• YOUR INSTRUCTIONS:
In the entries below, every line with the string "JSON" is to be reported.

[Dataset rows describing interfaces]
-- Opening Marker --
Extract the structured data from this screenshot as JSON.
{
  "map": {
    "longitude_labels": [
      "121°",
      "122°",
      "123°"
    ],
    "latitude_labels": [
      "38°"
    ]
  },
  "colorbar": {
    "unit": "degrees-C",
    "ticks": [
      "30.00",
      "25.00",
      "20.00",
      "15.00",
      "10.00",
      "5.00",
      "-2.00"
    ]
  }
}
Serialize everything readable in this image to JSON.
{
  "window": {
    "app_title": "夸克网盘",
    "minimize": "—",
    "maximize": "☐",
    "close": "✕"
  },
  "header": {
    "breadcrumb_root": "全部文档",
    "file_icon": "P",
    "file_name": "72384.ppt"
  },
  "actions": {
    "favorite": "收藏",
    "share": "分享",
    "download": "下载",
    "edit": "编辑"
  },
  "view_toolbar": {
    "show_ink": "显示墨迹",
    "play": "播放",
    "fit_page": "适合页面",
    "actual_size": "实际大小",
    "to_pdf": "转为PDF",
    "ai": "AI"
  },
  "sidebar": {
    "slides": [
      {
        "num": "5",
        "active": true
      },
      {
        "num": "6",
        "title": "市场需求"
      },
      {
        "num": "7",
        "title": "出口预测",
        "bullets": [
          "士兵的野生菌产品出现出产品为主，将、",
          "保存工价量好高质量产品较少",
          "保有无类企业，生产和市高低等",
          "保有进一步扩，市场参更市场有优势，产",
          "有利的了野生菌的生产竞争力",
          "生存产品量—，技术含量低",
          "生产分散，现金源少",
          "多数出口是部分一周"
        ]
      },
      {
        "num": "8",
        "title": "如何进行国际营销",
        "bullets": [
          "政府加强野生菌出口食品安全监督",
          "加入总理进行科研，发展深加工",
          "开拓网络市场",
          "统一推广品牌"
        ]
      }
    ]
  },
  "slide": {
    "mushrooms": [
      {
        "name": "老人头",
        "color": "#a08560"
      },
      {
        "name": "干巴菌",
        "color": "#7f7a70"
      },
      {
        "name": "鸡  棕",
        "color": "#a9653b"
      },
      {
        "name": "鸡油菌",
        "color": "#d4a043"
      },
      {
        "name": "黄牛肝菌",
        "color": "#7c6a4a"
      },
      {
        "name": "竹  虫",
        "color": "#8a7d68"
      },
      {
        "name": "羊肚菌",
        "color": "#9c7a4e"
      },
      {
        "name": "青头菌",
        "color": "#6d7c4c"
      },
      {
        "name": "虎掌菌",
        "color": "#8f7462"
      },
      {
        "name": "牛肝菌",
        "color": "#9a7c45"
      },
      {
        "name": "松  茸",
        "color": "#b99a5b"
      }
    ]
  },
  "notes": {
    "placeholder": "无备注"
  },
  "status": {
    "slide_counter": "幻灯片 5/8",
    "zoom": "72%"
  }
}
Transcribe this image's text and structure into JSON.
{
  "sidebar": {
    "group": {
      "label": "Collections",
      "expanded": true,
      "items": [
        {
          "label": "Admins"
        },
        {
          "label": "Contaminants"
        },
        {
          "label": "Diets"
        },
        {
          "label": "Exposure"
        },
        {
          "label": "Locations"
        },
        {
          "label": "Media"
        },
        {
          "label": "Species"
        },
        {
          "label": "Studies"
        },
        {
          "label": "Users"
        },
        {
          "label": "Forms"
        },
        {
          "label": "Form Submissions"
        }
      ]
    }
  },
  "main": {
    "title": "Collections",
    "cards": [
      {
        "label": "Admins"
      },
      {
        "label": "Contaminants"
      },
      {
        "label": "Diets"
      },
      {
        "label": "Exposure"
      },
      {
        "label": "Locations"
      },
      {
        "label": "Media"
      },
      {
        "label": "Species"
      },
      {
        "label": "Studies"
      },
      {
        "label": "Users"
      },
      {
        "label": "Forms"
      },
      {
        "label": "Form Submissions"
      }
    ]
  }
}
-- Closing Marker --
• RESULT OF THE EXERCISE:
Extract the structured data from this screenshot as JSON.
Serialize everything readable in this image to JSON.
Transcribe this image's text and structure into JSON.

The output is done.